Stroke victims given a clot-busting drug after an attack recover better than those who do not receive the treatment, according to the world’s biggest trial of the medicine.
More than 3,000 patients worldwide took part in the trial of rt-PA, given intravenously to patients who have had acute ischaemic stroke which occurs when an artery that carries blood to the brain is blocked.
The damage can be permanent or fatal, with problems including paralysis down one side of the body and speech problems.
The international trial, led by the University of Edinburgh, found that following treatment with the drug, more stroke survivors were able to look after themselves.
A patient’s chances of completely recovering within six months of a stroke were also increased.
For every 1,000 patients given rt-PA within three hours of stroke, 80 more will survive and live without help from others than if they had not been given the drug, according to the research.
But patients are also at risk of death within seven days of treatment because the drug can cause a secondary bleed in the brain.
Without treatment with rt-PA, one-third of people who have a stroke die and another third are left permanently dependent and disabled.

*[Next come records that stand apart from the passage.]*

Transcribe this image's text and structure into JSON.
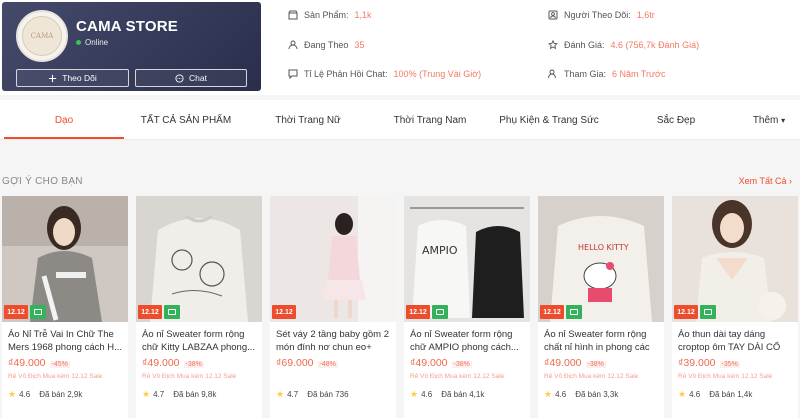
{
  "shop": {
    "name": "CAMA STORE",
    "status": "Online",
    "follow_label": "Theo Dõi",
    "chat_label": "Chat",
    "logo_text": "CAMA"
  },
  "stats": {
    "products": {
      "label": "Sản Phẩm:",
      "value": "1,1k"
    },
    "following": {
      "label": "Đang Theo",
      "value": "35"
    },
    "response": {
      "label": "Tỉ Lệ Phản Hồi Chat:",
      "value": "100% (Trung Vài Giờ)"
    },
    "followers": {
      "label": "Người Theo Dõi:",
      "value": "1,6tr"
    },
    "rating": {
      "label": "Đánh Giá:",
      "value": "4.6 (756,7k Đánh Giá)"
    },
    "joined": {
      "label": "Tham Gia:",
      "value": "6 Năm Trước"
    }
  },
  "tabs": [
    {
      "label": "Dạo"
    },
    {
      "label": "TẤT CẢ SẢN PHẨM"
    },
    {
      "label": "Thời Trang Nữ"
    },
    {
      "label": "Thời Trang Nam"
    },
    {
      "label": "Phụ Kiện & Trang Sức"
    },
    {
      "label": "Sắc Đẹp"
    },
    {
      "label": "Thêm"
    }
  ],
  "section": {
    "title": "GỢI Ý CHO BẠN",
    "see_all": "Xem Tất Cả"
  },
  "badge_1212": "12.12",
  "products": [
    {
      "name": "Áo Nỉ Trễ Vai In Chữ The Mers 1968 phong cách H...",
      "price": "₫49.000",
      "discount": "-45%",
      "tags": "Rẻ Vô Địch  Mua kèm  12.12 Sale",
      "rating": "4.6",
      "sold": "Đã bán 2,9k"
    },
    {
      "name": "Áo nỉ Sweater form rộng chữ Kitty LABZAA phong...",
      "price": "₫49.000",
      "discount": "-38%",
      "tags": "Rẻ Vô Địch  Mua kèm  12.12 Sale",
      "rating": "4.7",
      "sold": "Đã bán 9,8k"
    },
    {
      "name": "Sét váy 2 tầng baby gồm 2 món đính nơ chun eo+",
      "price": "₫69.000",
      "discount": "-48%",
      "tags": "",
      "rating": "4.7",
      "sold": "Đã bán 736"
    },
    {
      "name": "Áo nỉ Sweater form rộng chữ AMPIO phong cách...",
      "price": "₫49.000",
      "discount": "-38%",
      "tags": "Rẻ Vô Địch  Mua kèm  12.12 Sale",
      "rating": "4.6",
      "sold": "Đã bán 4,1k"
    },
    {
      "name": "Áo nỉ Sweater form rộng chất nỉ hình in phong các",
      "price": "₫49.000",
      "discount": "-38%",
      "tags": "Rẻ Vô Địch  Mua kèm  12.12 Sale",
      "rating": "4.6",
      "sold": "Đã bán 3,3k"
    },
    {
      "name": "Áo thun dài tay dáng croptop ôm TAY DÀI CỔ",
      "price": "₫39.000",
      "discount": "-35%",
      "tags": "Rẻ Vô Địch  Mua kèm  12.12 Sale",
      "rating": "4.6",
      "sold": "Đã bán 1,4k"
    }
  ],
  "colors": {
    "accent": "#ee4d2d",
    "shop_card": "#2c3150",
    "mall_green": "#35b15b",
    "star": "#ffce3d"
  },
  "icons": [
    "store-icon",
    "user-icon",
    "chat-bubble-icon",
    "followers-icon",
    "star-outline-icon",
    "user-plus-icon",
    "chevron-down-icon"
  ]
}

For those who do not experience bleeding, the drug improves patients’ longer-term recovery.
Researchers said the trial shows the benefits of treating patients with the drug as soon as possible.